Security forces moved in on the camps early in the morning after repeatedly urging them to disperse, and the dispersal was televised live.
The then-prime minister, Hazem el-Beblawi, said he regretted the bloodshed, though he offered no apologies for moving against the camps, saying protesters were given ample warnings to leave and that he had tried foreign mediation efforts.
The report said the dispersal sparked wider violence in the days that followed, when suspected Morsi supporters set fire to churches and attacked police stations.
It said those attacks killed 686 people, including 64 police officers.
No police videos
The council's final report will be issued in two weeks, Amin said. In the presentation on Wednesday, videos obtained by the council from witnesses showed gunmen inside the protest camps. Other videos showed gunmen in civilian clothes.
The presentation, however, showed no videos of use of excessive force by security forces.
Gamal Eid, an independent human rights activist, said the report was "bestowing legitimacy" on the crackdown by dividing the blame on both sides. He said the council recommended further investigation instead of assigning blame - a task he said was part of its mandate.

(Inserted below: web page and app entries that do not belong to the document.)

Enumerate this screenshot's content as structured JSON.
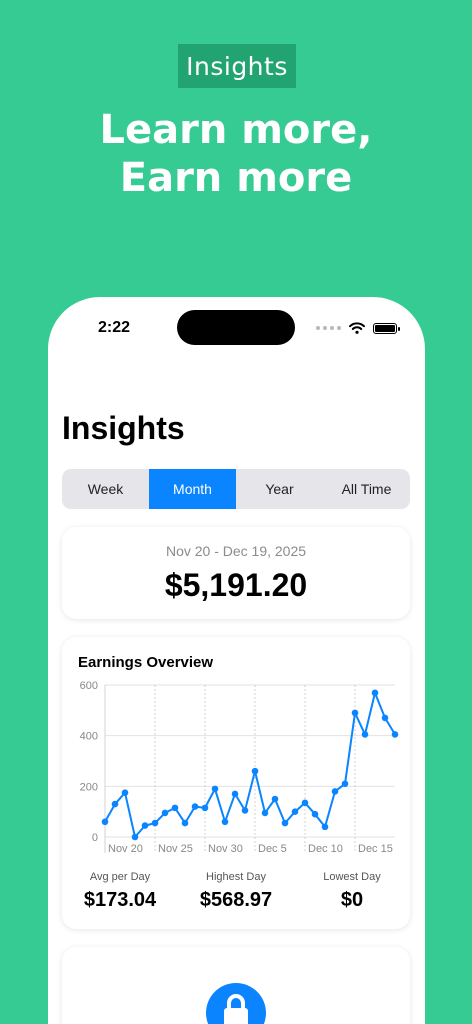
{
  "promo": {
    "badge": "Insights",
    "headline_line1": "Learn more,",
    "headline_line2": "Earn more"
  },
  "status_bar": {
    "time": "2:22"
  },
  "screen": {
    "title": "Insights",
    "tabs": [
      {
        "label": "Week",
        "selected": false
      },
      {
        "label": "Month",
        "selected": true
      },
      {
        "label": "Year",
        "selected": false
      },
      {
        "label": "All Time",
        "selected": false
      }
    ],
    "date_range": "Nov 20 - Dec 19, 2025",
    "total": "$5,191.20"
  },
  "chart_title": "Earnings Overview",
  "chart_data": {
    "type": "line",
    "title": "Earnings Overview",
    "x": [
      1,
      2,
      3,
      4,
      5,
      6,
      7,
      8,
      9,
      10,
      11,
      12,
      13,
      14,
      15,
      16,
      17,
      18,
      19,
      20,
      21,
      22,
      23,
      24,
      25,
      26,
      27,
      28,
      29,
      30
    ],
    "values": [
      60,
      130,
      175,
      0,
      45,
      55,
      95,
      115,
      55,
      120,
      115,
      190,
      60,
      170,
      105,
      260,
      95,
      150,
      55,
      100,
      135,
      90,
      40,
      180,
      210,
      490,
      405,
      568.97,
      470,
      405
    ],
    "xtick_labels": [
      "Nov 20",
      "Nov 25",
      "Nov 30",
      "Dec 5",
      "Dec 10",
      "Dec 15"
    ],
    "xtick_positions": [
      1,
      6,
      11,
      16,
      21,
      26
    ],
    "yticks": [
      0,
      200,
      400,
      600
    ],
    "ylim": [
      0,
      600
    ],
    "grid": true,
    "color": "#0A84FF"
  },
  "stats": [
    {
      "label": "Avg per Day",
      "value": "$173.04"
    },
    {
      "label": "Highest Day",
      "value": "$568.97"
    },
    {
      "label": "Lowest Day",
      "value": "$0"
    }
  ],
  "icons": {
    "lock": "lock-icon",
    "wifi": "wifi-icon",
    "battery": "battery-icon"
  }
}
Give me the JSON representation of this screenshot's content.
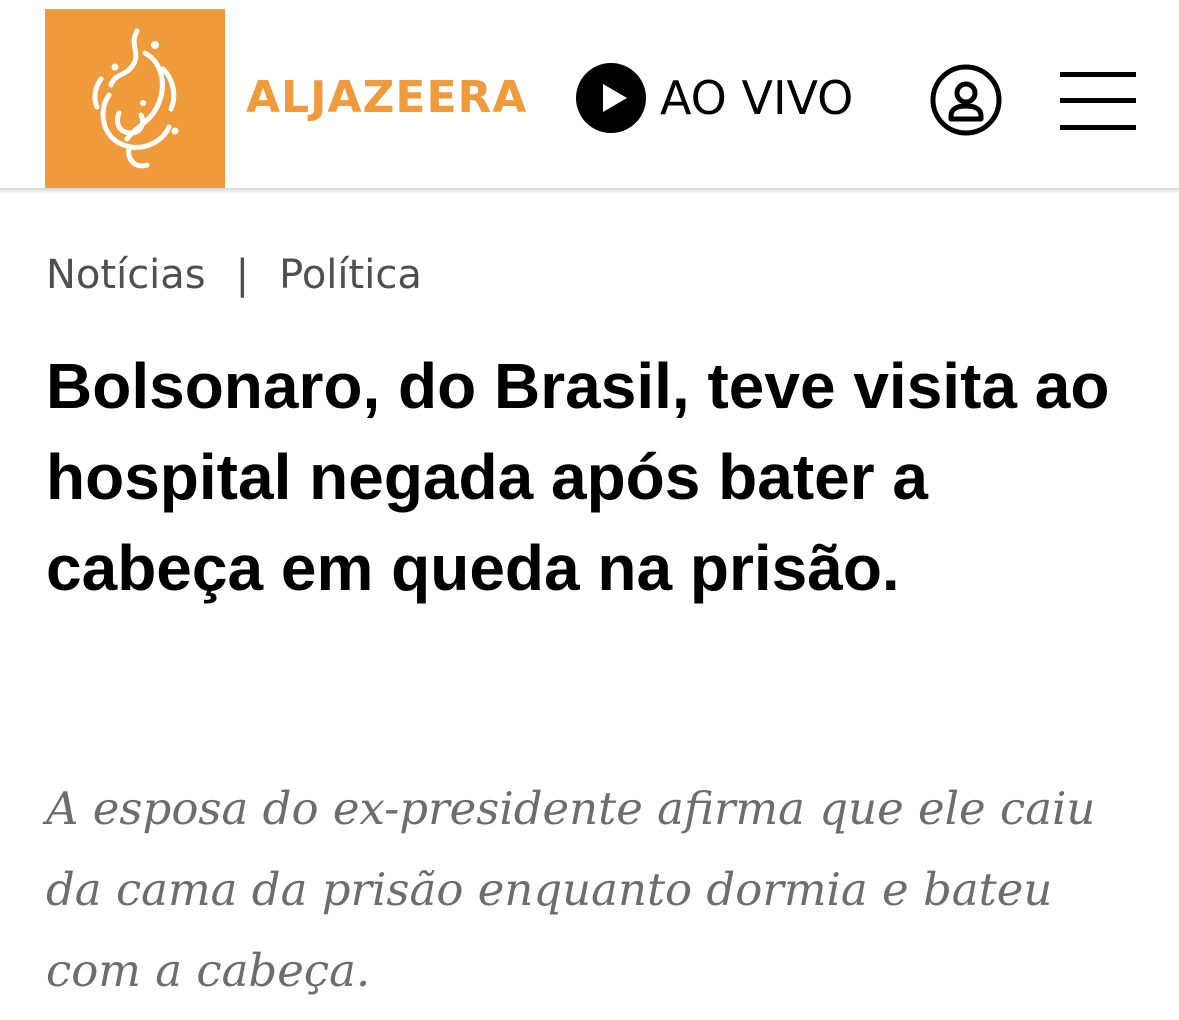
{
  "header": {
    "logo_icon": "aljazeera-calligraphy-logo",
    "wordmark": "ALJAZEERA",
    "live_label": "AO VIVO",
    "live_icon": "play-icon",
    "account_icon": "user-account-icon",
    "menu_icon": "hamburger-menu-icon",
    "brand_color": "#ef9a3b"
  },
  "breadcrumb": {
    "items": [
      "Notícias",
      "Política"
    ],
    "separator": "|"
  },
  "article": {
    "headline": "Bolsonaro, do Brasil, teve visita ao hospital negada após bater a cabeça em queda na prisão.",
    "subheadline": "A esposa do ex-presidente afirma que ele caiu da cama da prisão enquanto dormia e bateu com a cabeça."
  }
}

He said the report drew a parallel between security forces, eight of whom were killed, and the 624 protesters who lost their lives. "This is falsification and misleading,'' Eid said. "Regrettably, state human rights bodies act to beautify the image of governments.''